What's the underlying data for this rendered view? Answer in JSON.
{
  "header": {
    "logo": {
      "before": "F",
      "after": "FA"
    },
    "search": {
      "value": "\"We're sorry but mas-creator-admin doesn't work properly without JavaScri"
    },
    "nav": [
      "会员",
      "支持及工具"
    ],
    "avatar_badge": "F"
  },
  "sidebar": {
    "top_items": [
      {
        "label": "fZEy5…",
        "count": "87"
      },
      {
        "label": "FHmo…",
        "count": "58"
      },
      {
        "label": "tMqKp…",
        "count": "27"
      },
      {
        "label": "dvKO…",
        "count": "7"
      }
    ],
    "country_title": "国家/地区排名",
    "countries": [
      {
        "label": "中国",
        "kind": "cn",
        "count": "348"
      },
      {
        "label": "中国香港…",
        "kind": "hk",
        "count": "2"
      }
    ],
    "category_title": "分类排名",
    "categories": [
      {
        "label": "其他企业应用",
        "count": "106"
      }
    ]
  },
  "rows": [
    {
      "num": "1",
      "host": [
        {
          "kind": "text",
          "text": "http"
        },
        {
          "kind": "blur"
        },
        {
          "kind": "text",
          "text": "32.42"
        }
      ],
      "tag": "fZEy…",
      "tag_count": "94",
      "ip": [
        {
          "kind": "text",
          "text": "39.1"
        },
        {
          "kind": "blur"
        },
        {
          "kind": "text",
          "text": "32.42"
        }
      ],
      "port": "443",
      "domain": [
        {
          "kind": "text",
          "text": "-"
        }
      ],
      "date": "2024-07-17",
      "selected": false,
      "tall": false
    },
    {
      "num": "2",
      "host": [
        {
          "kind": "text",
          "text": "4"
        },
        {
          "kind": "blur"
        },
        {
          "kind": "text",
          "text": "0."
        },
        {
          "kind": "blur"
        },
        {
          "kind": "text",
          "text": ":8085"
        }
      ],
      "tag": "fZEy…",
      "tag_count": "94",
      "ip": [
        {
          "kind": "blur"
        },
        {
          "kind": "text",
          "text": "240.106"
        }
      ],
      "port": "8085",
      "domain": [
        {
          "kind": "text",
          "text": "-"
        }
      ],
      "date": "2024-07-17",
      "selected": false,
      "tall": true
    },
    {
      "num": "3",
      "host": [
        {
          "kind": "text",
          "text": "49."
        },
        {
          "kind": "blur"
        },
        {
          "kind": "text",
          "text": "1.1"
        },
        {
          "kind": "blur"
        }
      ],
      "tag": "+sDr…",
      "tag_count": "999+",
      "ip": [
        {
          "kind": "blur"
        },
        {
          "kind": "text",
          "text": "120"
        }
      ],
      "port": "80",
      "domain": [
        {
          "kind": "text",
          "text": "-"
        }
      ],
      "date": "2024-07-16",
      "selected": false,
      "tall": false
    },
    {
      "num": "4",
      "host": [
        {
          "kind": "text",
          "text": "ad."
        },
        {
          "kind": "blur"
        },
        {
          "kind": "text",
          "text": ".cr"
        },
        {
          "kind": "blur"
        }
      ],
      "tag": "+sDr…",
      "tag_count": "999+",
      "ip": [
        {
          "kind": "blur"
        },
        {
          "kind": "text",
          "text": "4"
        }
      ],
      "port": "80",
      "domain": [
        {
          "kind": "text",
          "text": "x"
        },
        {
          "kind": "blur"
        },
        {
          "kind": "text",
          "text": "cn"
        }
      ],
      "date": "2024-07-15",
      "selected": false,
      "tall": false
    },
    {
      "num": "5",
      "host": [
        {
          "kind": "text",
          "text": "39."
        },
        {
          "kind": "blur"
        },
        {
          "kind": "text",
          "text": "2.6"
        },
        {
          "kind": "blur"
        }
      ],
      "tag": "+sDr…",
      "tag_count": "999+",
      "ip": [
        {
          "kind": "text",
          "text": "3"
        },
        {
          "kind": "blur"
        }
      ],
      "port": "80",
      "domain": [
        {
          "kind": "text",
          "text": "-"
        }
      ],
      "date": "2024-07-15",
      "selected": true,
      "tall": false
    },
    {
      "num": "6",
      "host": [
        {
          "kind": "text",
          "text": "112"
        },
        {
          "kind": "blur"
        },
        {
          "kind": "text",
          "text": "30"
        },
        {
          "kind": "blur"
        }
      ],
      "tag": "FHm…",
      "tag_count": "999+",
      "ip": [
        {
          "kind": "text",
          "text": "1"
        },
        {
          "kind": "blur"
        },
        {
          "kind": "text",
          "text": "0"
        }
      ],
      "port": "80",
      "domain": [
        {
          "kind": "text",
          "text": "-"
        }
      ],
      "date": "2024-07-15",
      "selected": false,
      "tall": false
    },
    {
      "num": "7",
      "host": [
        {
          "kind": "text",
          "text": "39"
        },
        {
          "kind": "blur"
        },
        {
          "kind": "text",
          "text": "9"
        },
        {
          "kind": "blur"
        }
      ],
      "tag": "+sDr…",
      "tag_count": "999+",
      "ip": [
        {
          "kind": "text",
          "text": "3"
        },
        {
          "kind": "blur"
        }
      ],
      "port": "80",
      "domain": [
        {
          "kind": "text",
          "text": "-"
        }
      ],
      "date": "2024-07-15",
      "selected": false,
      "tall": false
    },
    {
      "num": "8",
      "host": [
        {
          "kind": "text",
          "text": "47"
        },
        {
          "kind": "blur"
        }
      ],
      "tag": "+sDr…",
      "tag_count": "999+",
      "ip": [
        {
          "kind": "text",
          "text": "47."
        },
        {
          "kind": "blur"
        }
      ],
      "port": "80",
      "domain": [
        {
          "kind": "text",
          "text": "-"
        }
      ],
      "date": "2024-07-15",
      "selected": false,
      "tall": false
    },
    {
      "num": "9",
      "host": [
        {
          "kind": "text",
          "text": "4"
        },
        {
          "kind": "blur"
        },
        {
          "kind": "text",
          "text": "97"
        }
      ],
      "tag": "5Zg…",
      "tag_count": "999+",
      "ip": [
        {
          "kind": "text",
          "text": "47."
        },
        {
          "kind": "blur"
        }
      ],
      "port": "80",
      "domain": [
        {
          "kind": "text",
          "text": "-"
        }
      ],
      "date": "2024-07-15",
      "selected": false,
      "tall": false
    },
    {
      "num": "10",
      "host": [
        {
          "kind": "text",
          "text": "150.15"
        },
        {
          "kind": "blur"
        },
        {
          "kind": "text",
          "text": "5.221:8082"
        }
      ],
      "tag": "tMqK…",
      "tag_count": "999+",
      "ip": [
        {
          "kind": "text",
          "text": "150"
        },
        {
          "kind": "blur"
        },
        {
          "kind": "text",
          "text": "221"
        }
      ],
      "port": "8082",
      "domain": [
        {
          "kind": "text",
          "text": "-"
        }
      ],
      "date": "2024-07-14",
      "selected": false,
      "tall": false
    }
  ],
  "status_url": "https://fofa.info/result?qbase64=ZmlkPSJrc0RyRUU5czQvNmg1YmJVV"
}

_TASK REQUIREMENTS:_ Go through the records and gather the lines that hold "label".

_OUTPUT OF THE EXERCISE:_
        "label": "fZEy5…",
        "label": "FHmo…",
        "label": "tMqKp…",
        "label": "dvKO…",
        "label": "中国",
        "label": "中国香港…",
        "label": "其他企业应用",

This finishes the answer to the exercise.